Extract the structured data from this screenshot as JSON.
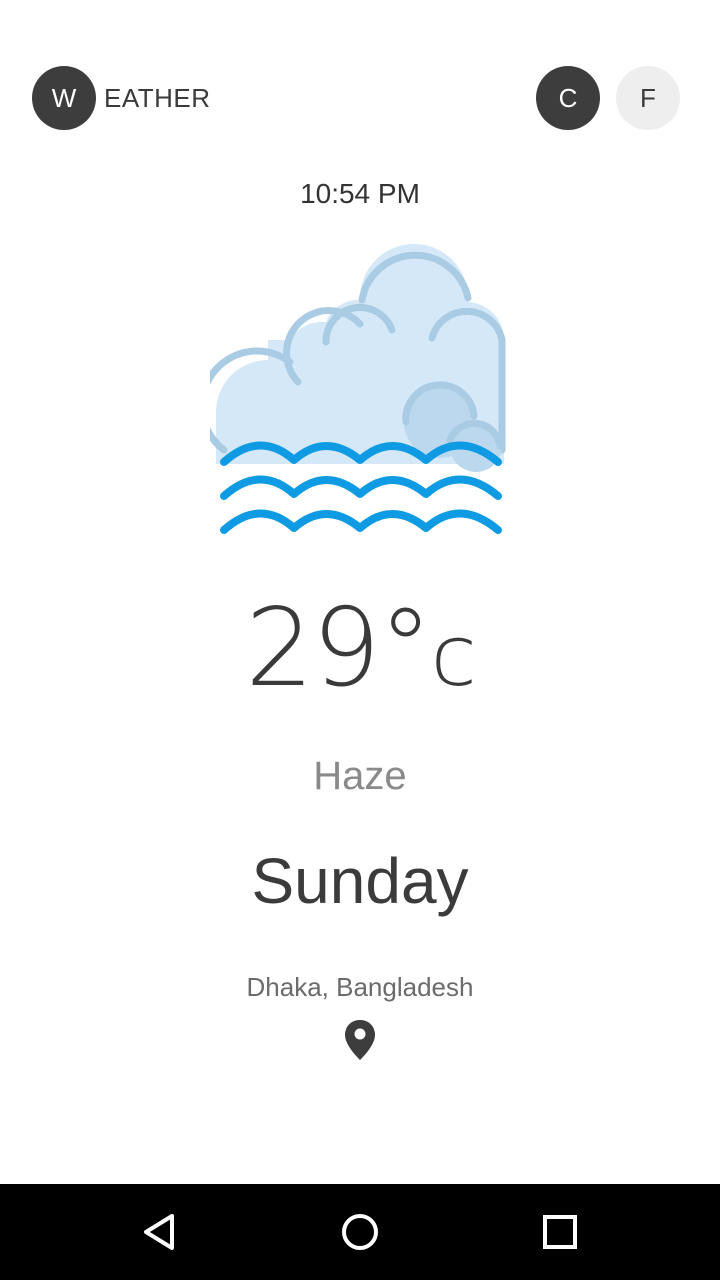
{
  "header": {
    "logo_letter": "W",
    "logo_rest": "EATHER",
    "unit_c": "C",
    "unit_f": "F",
    "selected_unit": "C"
  },
  "weather": {
    "time": "10:54 PM",
    "icon": "haze-cloud-icon",
    "temperature": "29°",
    "temperature_unit": "c",
    "condition": "Haze",
    "day": "Sunday",
    "location": "Dhaka, Bangladesh",
    "location_icon": "map-pin-icon"
  },
  "colors": {
    "dark_circle": "#3d3d3d",
    "light_circle": "#eeeeee",
    "cloud_fill": "#d4e8f8",
    "cloud_stroke": "#a9cbe3",
    "haze_waves": "#0f9be3",
    "navbar": "#000000"
  },
  "navigation_bar": {
    "back": "back-icon",
    "home": "home-icon",
    "recent": "recent-apps-icon"
  }
}
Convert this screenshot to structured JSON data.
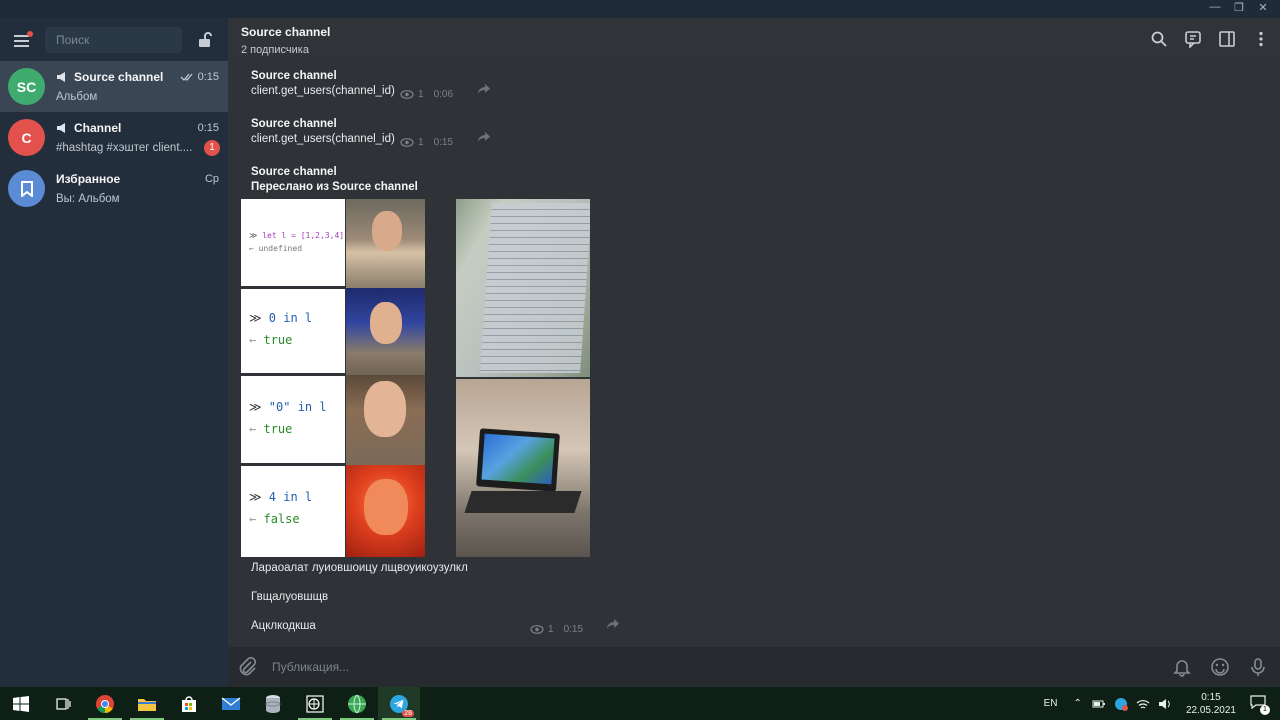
{
  "sidebar": {
    "search_placeholder": "Поиск",
    "chats": [
      {
        "initials": "SC",
        "name": "Source channel",
        "preview": "Альбом",
        "time": "0:15",
        "avatar_color": "#3fab6e"
      },
      {
        "initials": "C",
        "name": "Channel",
        "preview": "#hashtag #хэштег    client....",
        "time": "0:15",
        "unread": "1",
        "avatar_color": "#e2514c"
      },
      {
        "name": "Избранное",
        "preview": "Вы: Альбом",
        "time": "Ср",
        "avatar_color": "#5b8bd4"
      }
    ]
  },
  "header": {
    "title": "Source channel",
    "subtitle": "2 подписчика"
  },
  "messages": [
    {
      "from": "Source channel",
      "text": "client.get_users(channel_id)",
      "views": "1",
      "time": "0:06"
    },
    {
      "from": "Source channel",
      "text": "client.get_users(channel_id)",
      "views": "1",
      "time": "0:15"
    },
    {
      "from": "Source channel",
      "forwarded": "Переслано из Source channel",
      "album": {
        "code_rows": [
          {
            "expr": "let l = [1,2,3,4]",
            "result": "undefined"
          },
          {
            "expr": "0 in l",
            "result": "true"
          },
          {
            "expr": "\"0\" in l",
            "result": "true"
          },
          {
            "expr": "4 in l",
            "result": "false"
          }
        ]
      },
      "caption": [
        "Лараоалат луиовшоицу лщвоуикоузулкл",
        "Гвщалуовшщв",
        "Ацклкодкша"
      ],
      "views": "1",
      "time": "0:15"
    }
  ],
  "composer": {
    "placeholder": "Публикация..."
  },
  "taskbar": {
    "lang": "EN",
    "clock_time": "0:15",
    "clock_date": "22.05.2021",
    "telegram_badge": "28",
    "notification_count": "1"
  },
  "colors": {
    "sidebar_bg": "#232e3c",
    "chat_bg": "#2f3337",
    "accent_green": "#3fab6e",
    "unread_red": "#e2514c"
  }
}
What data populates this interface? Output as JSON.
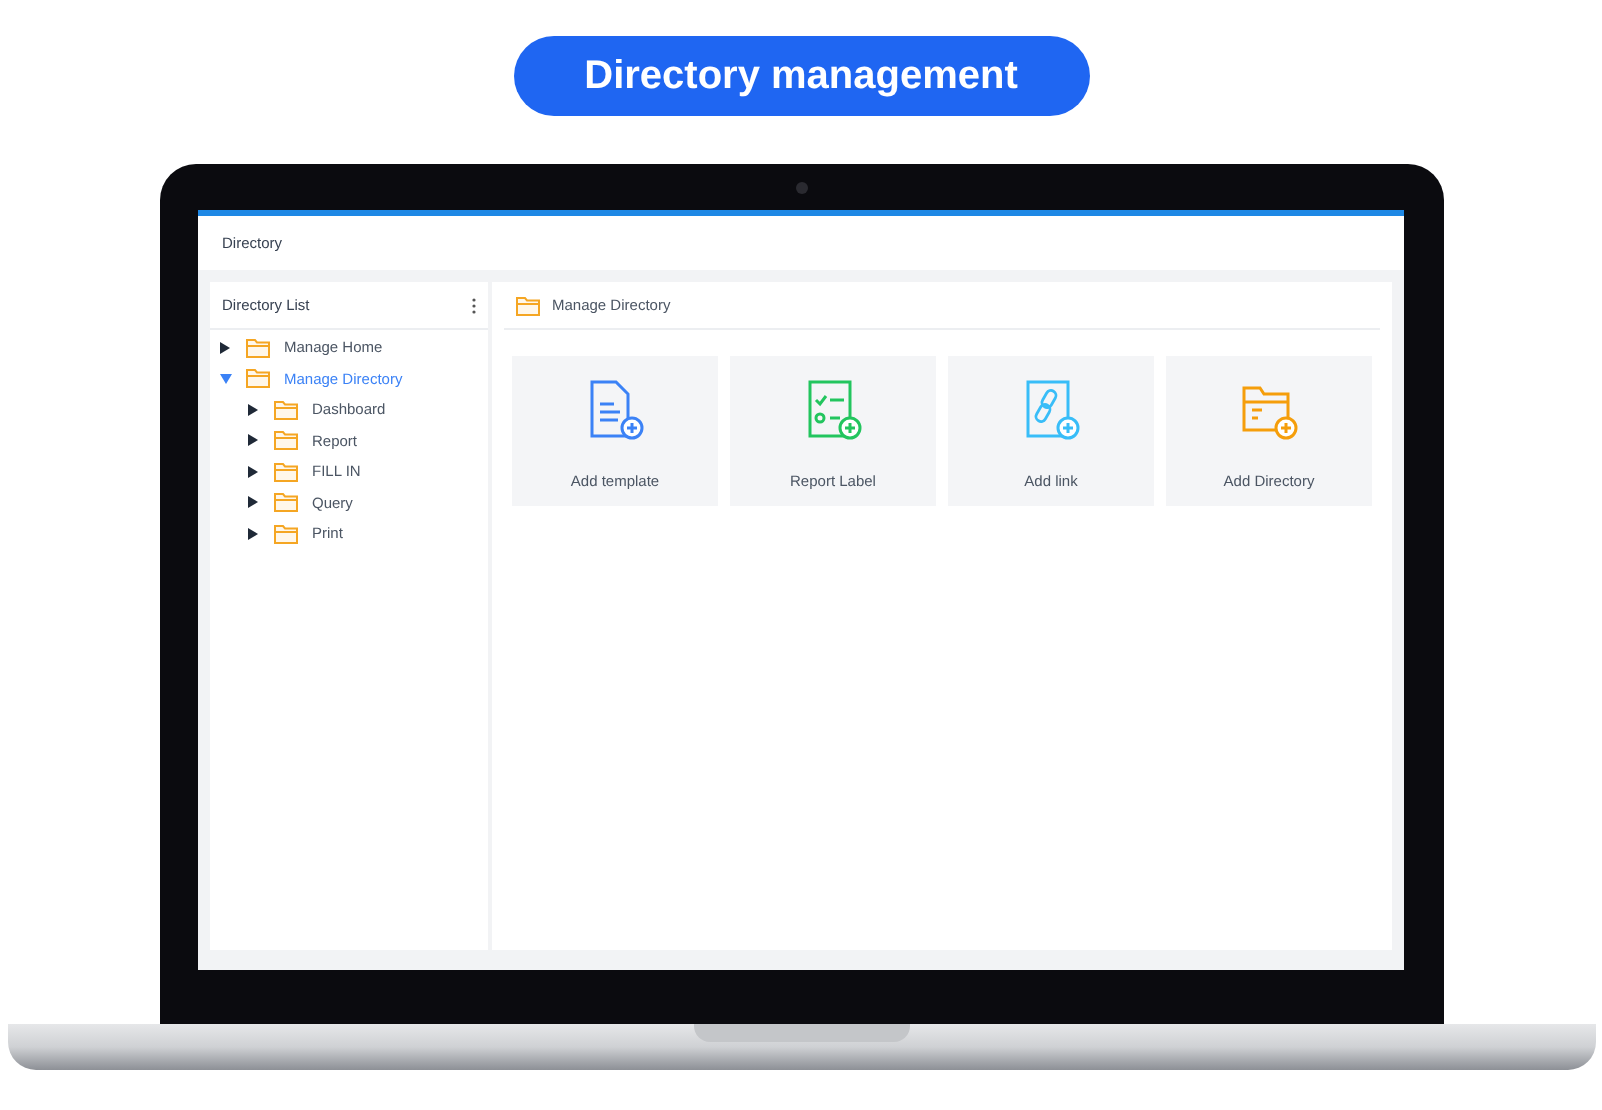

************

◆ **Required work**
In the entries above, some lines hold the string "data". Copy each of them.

◆ **Answer for the task**
Extract the structured data from this screenshot as JSON.
Convert this screenshot to structured JSON data.
What data populates this interface? Output as JSON.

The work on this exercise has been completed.